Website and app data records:
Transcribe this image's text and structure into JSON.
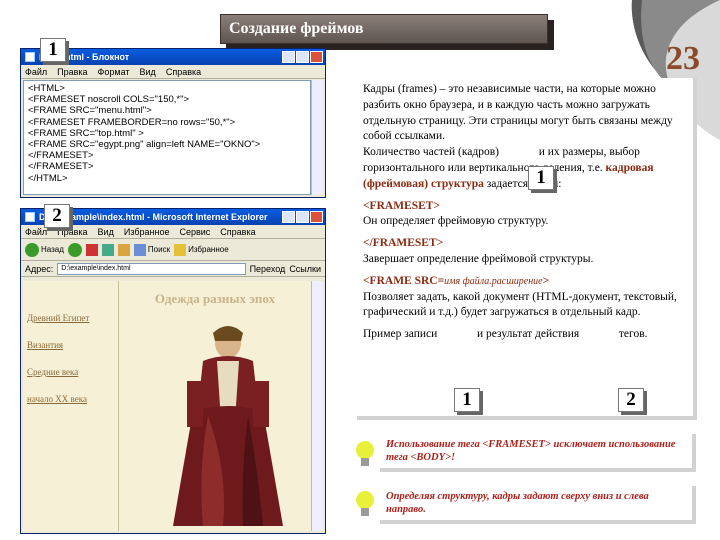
{
  "slide": {
    "title": "Создание фреймов",
    "page_number": "23"
  },
  "notepad": {
    "title": "index.html - Блокнот",
    "menu": [
      "Файл",
      "Правка",
      "Формат",
      "Вид",
      "Справка"
    ],
    "code_lines": [
      "<HTML>",
      "<FRAMESET noscroll COLS=\"150,*\">",
      "<FRAME SRC=\"menu.html\">",
      "<FRAMESET FRAMEBORDER=no rows=\"50,*\">",
      "<FRAME SRC=\"top.html\" >",
      "<FRAME SRC=\"egypt.png\" align=left NAME=\"OKNO\">",
      "</FRAMESET>",
      "</FRAMESET>",
      "</HTML>"
    ]
  },
  "browser": {
    "title": "D:\\...\\example\\index.html - Microsoft Internet Explorer",
    "menu": [
      "Файл",
      "Правка",
      "Вид",
      "Избранное",
      "Сервис",
      "Справка"
    ],
    "toolbar": {
      "back": "Назад",
      "search": "Поиск",
      "favorites": "Избранное"
    },
    "address_label": "Адрес:",
    "address_value": "D:\\example\\index.html",
    "go_label": "Переход",
    "links_label": "Ссылки",
    "page_heading": "Одежда разных эпох",
    "nav_links": [
      "Древний Египет",
      "Византия",
      "Средние века",
      "начало XX века"
    ]
  },
  "badges": {
    "one": "1",
    "two": "2"
  },
  "content": {
    "p1_a": "Кадры (frames) – это независимые части, на которые можно разбить окно браузера, и в каждую часть можно загружать отдельную страницу. Эти страницы могут быть связаны между собой ссылками.",
    "p1_b": "Количество частей (кадров)",
    "p1_c": "и их размеры, выбор горизонтального или вертикального деления, т.е.",
    "p1_d": "кадровая (фреймовая) структура",
    "p1_e": "задается тегом:",
    "tag1": "<FRAMESET>",
    "tag1_desc": "Он определяет фреймовую структуру.",
    "tag2": "</FRAMESET>",
    "tag2_desc": "Завершает определение фреймовой структуры.",
    "tag3": "<FRAME SRC=",
    "tag3_italic": "имя файла.расширение",
    "tag3_end": ">",
    "tag3_desc": "Позволяет задать, какой документ (HTML-документ, текстовый, графический и т.д.) будет загружаться в отдельный кадр.",
    "example_a": "Пример записи",
    "example_b": "и результат действия",
    "example_c": "тегов."
  },
  "notes": [
    "Использование тега <FRAMESET> исключает использование тега <BODY>!",
    "Определяя структуру, кадры задают сверху вниз и слева направо."
  ],
  "colors": {
    "accent": "#8b2a10",
    "note": "#b0201a",
    "title_bg": "#6f6560",
    "page_number": "#8b4a2b"
  }
}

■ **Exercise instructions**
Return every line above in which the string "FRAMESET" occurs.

■ **Solution to this problem**
      "<FRAMESET noscroll COLS=\"150,*\">",
      "<FRAMESET FRAMEBORDER=no rows=\"50,*\">",
      "</FRAMESET>",
      "</FRAMESET>",
    "tag1": "<FRAMESET>",
    "tag2": "</FRAMESET>",
    "Использование тега <FRAMESET> исключает использование тега <BODY>!",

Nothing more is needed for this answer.